pow(-1, Random(1)) also works, however I couldn’t find it documented anywhere… Speaking of which, is there a list somewhere of all functions available in GDevelop? Or is that a function from whatever language GDevelop uses under the hood (which is C++ or Javascript)?

I’ve attached an example that shows each method outputting -1 or 1 (use the debugger to see output).

Yes, I do love maths, and being a web developer/programmer I’m used to making sure all nested parentheses are properly closed
game.json.zip (1.43 KB)

Funny fact: I added all the random functions to GD except the basic Random one, but misspell the name, forget I wrote the wiki article too, and I’m asking an user to recheck its working properly instead doing it myself

Are not in the list when you press the sigma (summation) button?
Press that button when writing an expression, there will be a search bar, search for “pow”, if nothing shows up then it’s missing

No worries, I don’t mind learning

Yes, pow() is in the sigma button list. I was referring however to some documentation like a wiki page, but that’s ok, I can search for future functions using that button.

Refer to the old wiki: http://wiki.compilgames.net/doku.php/gdevelop/documentation/manual/function_reference

Thanks! I’d like to copy that to the GD5 wiki, but I can only edit pages, not create new ones. Can you create a new page for me, then I’ll copy that over?

If you visit a page on the wiki that doesn’t exist, the wiki offer you the option to create the page. Plus icon on the left.

Note that there’s an “Expressions” page that right now have the random functions only, you could (should?) add them there

Thanks, done: wiki.compilgames.net/doku.php/gd … /functions
Not sure how to update the menu though…

In GD5 there is no native platform but HTML5 only, you may want to remove the expressions for the native features like 3d box…

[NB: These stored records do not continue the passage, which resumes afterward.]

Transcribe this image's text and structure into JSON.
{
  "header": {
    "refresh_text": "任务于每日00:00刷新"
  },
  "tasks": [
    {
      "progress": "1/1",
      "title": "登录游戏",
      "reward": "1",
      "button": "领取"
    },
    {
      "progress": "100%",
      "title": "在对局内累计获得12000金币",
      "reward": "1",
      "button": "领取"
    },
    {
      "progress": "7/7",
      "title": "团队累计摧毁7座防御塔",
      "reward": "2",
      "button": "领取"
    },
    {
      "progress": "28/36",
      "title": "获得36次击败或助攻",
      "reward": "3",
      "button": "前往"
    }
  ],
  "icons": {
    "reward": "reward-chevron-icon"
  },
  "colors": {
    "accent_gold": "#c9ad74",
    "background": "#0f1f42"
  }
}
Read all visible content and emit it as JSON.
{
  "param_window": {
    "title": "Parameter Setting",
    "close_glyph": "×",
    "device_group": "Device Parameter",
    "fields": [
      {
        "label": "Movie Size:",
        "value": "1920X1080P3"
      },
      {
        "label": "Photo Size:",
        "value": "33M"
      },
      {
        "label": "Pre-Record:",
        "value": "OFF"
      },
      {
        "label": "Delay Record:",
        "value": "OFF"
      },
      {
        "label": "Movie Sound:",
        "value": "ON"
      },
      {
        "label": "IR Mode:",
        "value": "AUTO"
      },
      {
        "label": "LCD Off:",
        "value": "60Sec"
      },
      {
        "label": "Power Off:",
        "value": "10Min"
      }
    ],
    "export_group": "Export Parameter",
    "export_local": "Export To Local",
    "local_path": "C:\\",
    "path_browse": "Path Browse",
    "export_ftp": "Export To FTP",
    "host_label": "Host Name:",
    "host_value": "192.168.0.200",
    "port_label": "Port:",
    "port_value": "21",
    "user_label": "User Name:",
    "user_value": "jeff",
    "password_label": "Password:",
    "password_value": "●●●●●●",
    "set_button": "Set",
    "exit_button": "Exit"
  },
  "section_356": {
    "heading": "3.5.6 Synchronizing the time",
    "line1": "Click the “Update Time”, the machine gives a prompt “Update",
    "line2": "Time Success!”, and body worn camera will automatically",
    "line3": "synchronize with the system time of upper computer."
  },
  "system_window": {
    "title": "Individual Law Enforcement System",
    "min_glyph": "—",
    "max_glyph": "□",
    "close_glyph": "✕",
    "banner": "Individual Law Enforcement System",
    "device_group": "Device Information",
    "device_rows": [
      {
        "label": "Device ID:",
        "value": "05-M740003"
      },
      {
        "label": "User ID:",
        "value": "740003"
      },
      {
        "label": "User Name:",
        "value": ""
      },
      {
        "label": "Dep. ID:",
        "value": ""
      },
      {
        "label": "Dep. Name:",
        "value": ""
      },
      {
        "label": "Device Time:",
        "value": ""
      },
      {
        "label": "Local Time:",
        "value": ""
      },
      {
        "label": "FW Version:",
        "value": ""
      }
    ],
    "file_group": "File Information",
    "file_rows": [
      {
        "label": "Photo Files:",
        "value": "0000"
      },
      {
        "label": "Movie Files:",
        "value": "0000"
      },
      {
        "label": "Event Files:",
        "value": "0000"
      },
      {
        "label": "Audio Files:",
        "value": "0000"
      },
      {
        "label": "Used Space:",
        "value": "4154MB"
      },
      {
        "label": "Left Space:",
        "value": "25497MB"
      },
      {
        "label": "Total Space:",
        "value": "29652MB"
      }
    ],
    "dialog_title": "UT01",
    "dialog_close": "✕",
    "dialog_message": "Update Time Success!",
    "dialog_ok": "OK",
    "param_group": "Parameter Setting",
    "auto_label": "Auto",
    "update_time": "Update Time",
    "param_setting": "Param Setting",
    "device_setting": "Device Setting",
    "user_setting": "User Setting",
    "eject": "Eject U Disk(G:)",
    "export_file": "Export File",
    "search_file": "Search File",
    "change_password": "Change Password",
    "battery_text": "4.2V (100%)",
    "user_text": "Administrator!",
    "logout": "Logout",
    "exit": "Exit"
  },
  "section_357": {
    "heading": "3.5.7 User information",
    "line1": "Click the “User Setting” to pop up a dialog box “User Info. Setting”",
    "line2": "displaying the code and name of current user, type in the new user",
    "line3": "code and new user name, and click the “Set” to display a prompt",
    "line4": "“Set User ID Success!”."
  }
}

Also I’m not sure if they should be on a page called functions since functions and expressions are not the same thing in GD functions are a type of event now